Strong Schools Maryland, a key ally in the passage of the Blueprint for Maryland’s Future, has announced Shamoyia Gardiner as the organization’s new executive director. She has been promoted from her position as deputy executive director, now that former executive director Joe Francaviglia has left to manage the comptroller campaign of Del. Brooke Lierman (D-Baltimore City).
The pandemic-delayed 2020 Census count is coming in, and the early results show just a 7% increase in Maryland’s population. The addition of 403,672 people brings the state population to 6.2 million. That modest increase means no change in the number of congressional seats, but more granular data will be coming to inform the process by the governor and General Assembly in crafting and finalizing congressional and legislative maps. For his part, the governor’s Redistricting Commission, which began its work on May 5, will produce recommendations to presumably inform what the governor will submit for the General Assembly’s consideration. The General Assembly can approve the governor’s maps or pass resolutions and maps of their own. Depending on the timing of when maps will be introduced and adopted, candidates may have to scramble between the February 22, 2022 filing deadline and the June 28 primary.
Although gubernatorial candidates have until February to officially file their paperwork, the fields are taking shape. Most recently, Democrats Rushern Baker and John King, and Republican Commerce Secretary Kelly Schulz, have said they plan to run. Baker, the former Prince George’s County executive, was the runner-up to Ben Jealous in the 2018 Democratic primary. King served as education secretary during the second term of the Obama Administration, and recently founded the political advocacy organization Strong Future Maryland. As reported previously in Up the Street, Comptroller Peter Franchot (D) was first to announce his intentions to run for governor, and fellow Democrats Jon Baron and Ashwani Jain have said they will run.

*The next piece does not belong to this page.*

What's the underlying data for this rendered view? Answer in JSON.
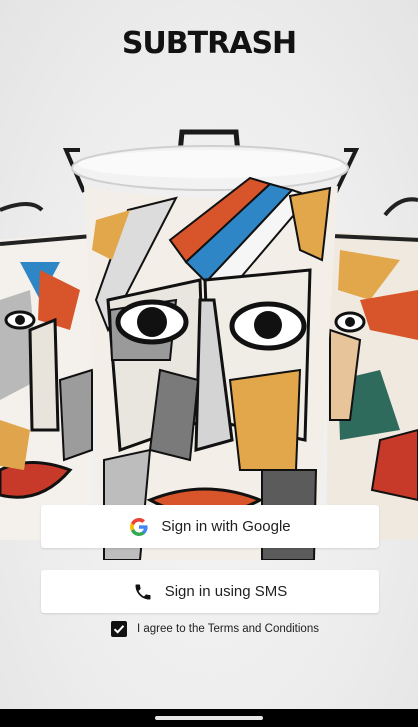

Several others are sending signals about a possible run for governor. Former Democratic National Committee Chairman and U.S. Labor Secretary Tom Perez has set up a committee that could raise funds toward a gubernatorial bid. Wes Moore, the former CEO of the Robin Hood Foundation, Army veteran, and Baltimore native, established a fundraising committee, but has not made anything official. And former Attorney General Doug Gansler has hired a national campaign strategist who was a senior policy analyst for the late Senate President Mike Miller.
Baltimore County Executive Johnny Olszewski had been a rumored candidate for governor, but announced on Thursday that he plans to seek re-election next year to continue to lead the third-largest jurisdiction in the state.
Schulz announced her plans to run for governor hours after Lt. Gov. Boyd Rutherford said that he would not run. Republican former Lt. Governor Michael Steele, who served from 2003-2007 with Gov. Bob Ehrlich, has said in several media outlets that he is considering a run as well.
In the race for comptroller, Republican Harford County Executive Barry Glassman announced his run for the office just days after the legislative session ended. Democrats Del. Brooke Lierman (D-46) and Bowie Mayor Tim Adams previously announced their plans.
Finance reports show that, among others, Democratic Sen. Chris Van Hollen, Rep. David Trone (D-6th), and Rep. Jamie Raskin (D-8th) have strong cash positions. In just a few months in her bid to challenge Rep. Andy Harris (R-1st) Heather Mizeur has raised $350,000 to lead the field of challengers to Harris. If Trone runs for governor, former Del. Aruna Miller has raised funds to try to lock down the inside position for his Congressional seat.
While redistricting that will happen before February could change the landscape of the fluid Baltimore area districts, as of April, Sen. Chris West (R-42) has a challenger in his Baltimore County district from Democratic political newcomer Jeff Bonner. Bonner is a military veteran and airline pilot. West narrowly won his race in 2018, besting Democrat Robbie Leonard in a close 51%-49% contest.